Mon, 19 Mar 2007
Lord Carlile of Berriew Q.C. Independent Reviewer of Terrorism
Legislation has published a 52-page report titled The
Definition of Terrorism
(Crown copyright). Here are his
86. My main conclusions are as follows:
(1) There is no single definition of terrorism that commands full
(2) The risks posed by terrorism and its nature as crime are sufficient
to necessitate proportional special laws to assist prevention,
disruption and detection.
(3) A definition of terrorism is useful as part of such laws.
(4) The current definition in the Terrorism Act 2000 is consistent with
international comparators and treaties, and is useful and broadly fit
for purpose, subject to some alteration.
(5) Idiosyncratic terrorism imitators should generally be dealt with
under non-terrorism criminal law.
(6) The discretion vested in the authorities to use or not to use the
special laws is a real and significant element of protection against
abuse of rights.
(7) The exercise of such discretion requires especial care by those in
whom the discretion is vested.
(8) New sentencing powers should be introduced to enable an additional
sentence for ordinary criminal offences, if aggravated by the intention
to facilitate or assist a terrorist, a terrorist group or a terrorist
(9) Offences against property should continue to fall within the
definition of terrorist acts.
(10) Religious causes should continue to fall within the definition of
(11) The existing law should be amended so that actions cease to fall
within the definition of terrorism if intended only to influence the
target audience; for terrorism to arise there should be the intention
to intimidate the target audience.
(12) The existing definition should be amended to ensure that it is
clear from the statutory language that terrorism motivated by a racial
or ethnic cause is included.
(13) Extra-territoriality should remain within the definition in
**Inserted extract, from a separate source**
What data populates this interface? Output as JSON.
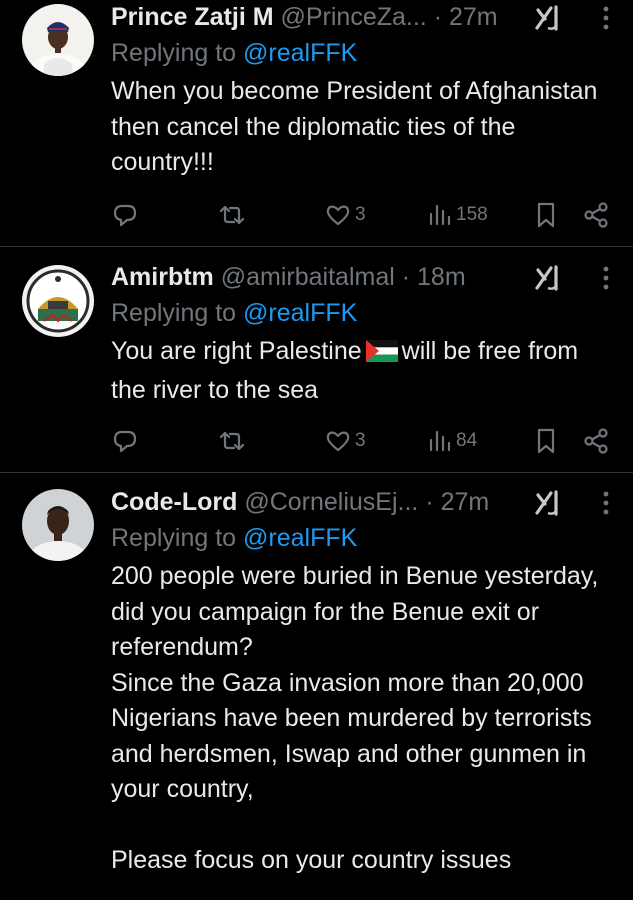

accordance with international obligations.
(14) A specific statutory defence of support for a just cause is not
(15) A new statutory obligation should require that the exercise of the
discretion to use special counter-terrorism laws in relation to
extra-territorial matters should be subject to the approval of the
Attorney-General having regard to (a) the nature of the action or the
threat of action under investigation, (b) the target of the action or
threat, and (c) international legal obligations.
(16) The law should not be amended to enable the use in the United
Kingdom of the special laws against persons subject to diplomatic
With the possible exception of (11), Lord Carlile adopts a very prudent
approach and dismisses, sometimes even abruptly, the issues he is aware
62. The fundamental tests applied are to be found in the 24
the Code of Practice for Crown Prosecutors. It is possible, though far
from easy, to challenge some prosecutorial decisions by judicial
The continuation of jury trial provides an important protection against
prosecutions the public find unreasonable or arbitrary. Current
dilution of jury trial is understandable where there is a real risk of
the jury process being contaminated by corruption or intimidation,
infection of the jury process itself. Otherwise the jury remains the
jewel in our criminal justice system. Mistakes will occur from time to
time in that system, including decisions to prosecute. However, the
discretion exercised by the prosecutor should not be discarded lightly
on the basis that one day a seriously malign government may come to
power and arbitrariness will become the order of the day. That view,
expressed to me occasionally by sophisticated commentators, is one I
Let's pass on how mistakes
can seriously adversely affect the life of individuals. It would have
been welcome to discover the rationales by which Lord Carlile rejects
that view. My understanding of the legal system is that most laws
survive the government that introduces them, so having a set of over
broad laws being passed by a government considered benign can create
just the tools needed by a seriously malign government. The Terrorism
Act in itself, even with too broad definitions, is possibly not a major
risk in and of itself, but combine it with, for instance, the National
Identity Register that will be build as a result of the Id Card Act,
and the National DNA Database, and you can see how the risks
I also find this report disappointing in how it explains that basically
we can't improve much as we're bound by international treaties that are
possibly as bad but that we can't change. There's a bit of a circular
logic which feels like an easy excuse. This is used for the 'Nelson
Mandela test' and for ensuring that state sponsored terrorism remains
(I noticed the publication of this report via SpyBlog's analysis
At the same time the Islamic Human Rights Commission points out
The Islamic Human Rights Commission is very concerned by the latest
terror statistics published by the Home Office according to which, of
1126 arrests made under the Terrorism Act 2000, only 211 have been
charged with terrorism offences with only 40 of those convicted.
IHRC notes that the anti-terror laws are so broad that what would
normally be considered as relatively minor offences have been included
in the 40 successful terror convictions. For example, the statistics
include convictions of individuals for wearing badges bearing the logo
of proscribed organisations related to the conflict in Northern
Ireland, such as the UVF.
I briefly commented on these statistics in Not
enough innocents arrested, let's do an ad campaign